Directions » Whenever the string "email" appears in a line of the listing below, that line counts. Say how many lines count, and give nothing else.

======== Information given ========

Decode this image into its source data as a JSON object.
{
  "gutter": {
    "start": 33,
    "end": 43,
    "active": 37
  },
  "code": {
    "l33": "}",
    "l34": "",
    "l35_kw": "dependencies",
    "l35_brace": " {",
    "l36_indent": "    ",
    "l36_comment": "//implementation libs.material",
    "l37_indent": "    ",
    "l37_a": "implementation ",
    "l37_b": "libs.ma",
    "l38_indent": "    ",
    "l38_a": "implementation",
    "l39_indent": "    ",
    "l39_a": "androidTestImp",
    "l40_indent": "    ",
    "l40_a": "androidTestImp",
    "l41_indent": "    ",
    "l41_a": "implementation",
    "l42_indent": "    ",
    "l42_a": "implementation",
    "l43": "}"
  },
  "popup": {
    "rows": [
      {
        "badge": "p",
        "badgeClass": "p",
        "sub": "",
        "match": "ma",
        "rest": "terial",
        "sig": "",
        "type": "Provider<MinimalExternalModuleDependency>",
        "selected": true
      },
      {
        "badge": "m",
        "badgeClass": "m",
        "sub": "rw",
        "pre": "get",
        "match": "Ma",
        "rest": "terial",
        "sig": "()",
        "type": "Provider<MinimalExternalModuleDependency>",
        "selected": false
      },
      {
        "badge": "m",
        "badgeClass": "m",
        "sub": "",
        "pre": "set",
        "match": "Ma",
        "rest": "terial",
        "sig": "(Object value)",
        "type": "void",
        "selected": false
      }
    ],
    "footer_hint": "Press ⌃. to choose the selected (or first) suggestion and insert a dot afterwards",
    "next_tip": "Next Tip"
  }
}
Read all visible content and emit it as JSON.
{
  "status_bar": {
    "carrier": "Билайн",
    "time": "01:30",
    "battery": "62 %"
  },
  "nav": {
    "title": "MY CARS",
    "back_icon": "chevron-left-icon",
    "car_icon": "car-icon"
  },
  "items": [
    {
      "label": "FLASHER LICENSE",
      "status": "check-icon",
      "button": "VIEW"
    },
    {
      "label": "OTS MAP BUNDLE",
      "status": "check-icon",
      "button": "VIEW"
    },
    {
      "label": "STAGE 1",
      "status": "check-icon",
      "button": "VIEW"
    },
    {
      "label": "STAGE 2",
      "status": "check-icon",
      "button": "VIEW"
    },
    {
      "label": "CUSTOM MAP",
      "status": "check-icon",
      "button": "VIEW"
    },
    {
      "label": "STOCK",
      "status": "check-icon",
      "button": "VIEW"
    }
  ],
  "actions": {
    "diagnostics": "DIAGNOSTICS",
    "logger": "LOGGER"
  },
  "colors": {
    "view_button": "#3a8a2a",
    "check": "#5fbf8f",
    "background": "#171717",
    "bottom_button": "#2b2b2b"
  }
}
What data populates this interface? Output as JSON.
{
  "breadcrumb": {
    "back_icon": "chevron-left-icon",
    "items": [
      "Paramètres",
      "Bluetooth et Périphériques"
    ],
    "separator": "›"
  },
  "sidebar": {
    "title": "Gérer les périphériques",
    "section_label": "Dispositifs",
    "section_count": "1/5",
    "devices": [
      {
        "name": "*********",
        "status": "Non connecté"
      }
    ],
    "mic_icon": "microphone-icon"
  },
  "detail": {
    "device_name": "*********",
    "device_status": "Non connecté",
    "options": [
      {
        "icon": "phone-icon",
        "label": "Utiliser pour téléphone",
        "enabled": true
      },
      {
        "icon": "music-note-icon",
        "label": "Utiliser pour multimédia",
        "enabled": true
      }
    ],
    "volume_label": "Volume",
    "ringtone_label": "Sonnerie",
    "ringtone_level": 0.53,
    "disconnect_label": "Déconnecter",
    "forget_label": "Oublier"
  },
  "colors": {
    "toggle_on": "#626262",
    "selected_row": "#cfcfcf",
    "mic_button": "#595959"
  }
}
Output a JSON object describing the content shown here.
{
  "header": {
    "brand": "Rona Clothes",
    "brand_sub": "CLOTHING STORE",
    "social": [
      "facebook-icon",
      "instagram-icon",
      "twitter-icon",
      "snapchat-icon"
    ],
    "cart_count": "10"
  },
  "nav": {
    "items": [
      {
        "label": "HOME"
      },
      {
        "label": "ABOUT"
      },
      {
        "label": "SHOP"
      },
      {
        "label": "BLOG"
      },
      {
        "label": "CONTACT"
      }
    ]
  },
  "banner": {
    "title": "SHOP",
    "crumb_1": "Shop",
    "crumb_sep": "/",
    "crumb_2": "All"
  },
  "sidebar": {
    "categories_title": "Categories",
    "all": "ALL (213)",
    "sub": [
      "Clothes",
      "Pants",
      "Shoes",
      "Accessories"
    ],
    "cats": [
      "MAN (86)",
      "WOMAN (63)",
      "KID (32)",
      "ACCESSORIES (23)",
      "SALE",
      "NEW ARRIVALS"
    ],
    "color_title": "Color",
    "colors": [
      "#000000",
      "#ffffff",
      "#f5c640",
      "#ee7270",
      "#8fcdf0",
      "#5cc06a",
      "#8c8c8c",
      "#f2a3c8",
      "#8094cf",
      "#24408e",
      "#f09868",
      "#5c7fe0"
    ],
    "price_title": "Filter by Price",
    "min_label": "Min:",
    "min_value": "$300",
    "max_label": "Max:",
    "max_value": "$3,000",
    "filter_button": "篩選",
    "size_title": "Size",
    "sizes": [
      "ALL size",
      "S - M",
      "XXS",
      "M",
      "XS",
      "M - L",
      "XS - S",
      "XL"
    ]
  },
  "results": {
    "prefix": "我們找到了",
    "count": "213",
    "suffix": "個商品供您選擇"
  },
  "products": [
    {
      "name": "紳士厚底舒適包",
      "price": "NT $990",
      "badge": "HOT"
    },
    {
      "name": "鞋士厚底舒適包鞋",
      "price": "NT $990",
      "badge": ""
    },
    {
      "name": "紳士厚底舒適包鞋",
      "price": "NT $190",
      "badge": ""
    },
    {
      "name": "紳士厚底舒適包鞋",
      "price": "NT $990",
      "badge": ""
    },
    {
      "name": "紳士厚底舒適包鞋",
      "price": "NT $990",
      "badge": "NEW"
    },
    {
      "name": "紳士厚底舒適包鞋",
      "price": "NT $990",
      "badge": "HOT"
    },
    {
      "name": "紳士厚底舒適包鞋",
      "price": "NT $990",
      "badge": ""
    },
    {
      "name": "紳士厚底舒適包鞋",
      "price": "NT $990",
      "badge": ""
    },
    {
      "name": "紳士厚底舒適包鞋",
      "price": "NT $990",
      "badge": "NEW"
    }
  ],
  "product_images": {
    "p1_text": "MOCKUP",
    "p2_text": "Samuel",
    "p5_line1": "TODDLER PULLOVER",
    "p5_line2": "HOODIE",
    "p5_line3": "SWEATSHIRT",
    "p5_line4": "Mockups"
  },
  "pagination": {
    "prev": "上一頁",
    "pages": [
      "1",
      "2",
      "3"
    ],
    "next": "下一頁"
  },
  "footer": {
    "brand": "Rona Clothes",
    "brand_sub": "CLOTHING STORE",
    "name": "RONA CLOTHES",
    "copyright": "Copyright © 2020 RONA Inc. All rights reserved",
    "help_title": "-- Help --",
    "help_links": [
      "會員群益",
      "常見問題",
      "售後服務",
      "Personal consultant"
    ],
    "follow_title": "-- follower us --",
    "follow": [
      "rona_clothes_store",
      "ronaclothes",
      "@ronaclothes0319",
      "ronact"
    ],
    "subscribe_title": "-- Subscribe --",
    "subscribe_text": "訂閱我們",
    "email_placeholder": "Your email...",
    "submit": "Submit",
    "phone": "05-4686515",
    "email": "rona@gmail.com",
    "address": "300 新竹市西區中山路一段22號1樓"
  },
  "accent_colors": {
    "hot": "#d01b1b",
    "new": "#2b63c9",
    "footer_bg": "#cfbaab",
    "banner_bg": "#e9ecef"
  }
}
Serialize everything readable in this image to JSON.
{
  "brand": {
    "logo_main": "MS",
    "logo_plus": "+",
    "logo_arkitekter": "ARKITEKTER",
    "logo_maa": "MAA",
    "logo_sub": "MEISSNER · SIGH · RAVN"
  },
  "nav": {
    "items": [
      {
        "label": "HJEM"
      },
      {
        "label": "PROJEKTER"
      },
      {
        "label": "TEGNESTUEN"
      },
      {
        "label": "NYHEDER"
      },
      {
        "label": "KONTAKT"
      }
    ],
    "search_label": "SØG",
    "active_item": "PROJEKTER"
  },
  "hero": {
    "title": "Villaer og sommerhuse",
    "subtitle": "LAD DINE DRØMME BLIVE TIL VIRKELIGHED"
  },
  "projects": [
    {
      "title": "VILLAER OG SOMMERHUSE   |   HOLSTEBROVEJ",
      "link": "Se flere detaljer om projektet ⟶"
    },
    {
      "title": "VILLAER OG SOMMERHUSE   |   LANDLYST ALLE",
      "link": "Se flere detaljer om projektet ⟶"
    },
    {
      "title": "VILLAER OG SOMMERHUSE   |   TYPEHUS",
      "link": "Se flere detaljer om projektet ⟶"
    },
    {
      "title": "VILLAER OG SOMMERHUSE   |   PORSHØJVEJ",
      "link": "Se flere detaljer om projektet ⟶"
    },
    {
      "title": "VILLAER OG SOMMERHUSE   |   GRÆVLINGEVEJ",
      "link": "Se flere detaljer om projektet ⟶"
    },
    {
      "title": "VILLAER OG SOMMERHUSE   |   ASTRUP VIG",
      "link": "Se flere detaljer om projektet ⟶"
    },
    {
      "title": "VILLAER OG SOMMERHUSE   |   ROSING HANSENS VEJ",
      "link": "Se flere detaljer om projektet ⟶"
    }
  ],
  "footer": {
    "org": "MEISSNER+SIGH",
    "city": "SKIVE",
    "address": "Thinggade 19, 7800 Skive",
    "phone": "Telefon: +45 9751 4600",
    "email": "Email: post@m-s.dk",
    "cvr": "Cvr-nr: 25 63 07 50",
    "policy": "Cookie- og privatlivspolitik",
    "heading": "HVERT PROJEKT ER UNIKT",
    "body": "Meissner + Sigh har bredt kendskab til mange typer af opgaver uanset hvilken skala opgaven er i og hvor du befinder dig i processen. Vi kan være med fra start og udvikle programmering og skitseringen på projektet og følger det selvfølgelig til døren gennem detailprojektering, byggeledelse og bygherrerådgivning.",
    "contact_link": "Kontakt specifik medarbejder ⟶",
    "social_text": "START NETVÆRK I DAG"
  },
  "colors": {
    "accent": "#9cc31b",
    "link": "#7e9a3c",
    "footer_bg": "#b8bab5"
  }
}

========

Written response » 3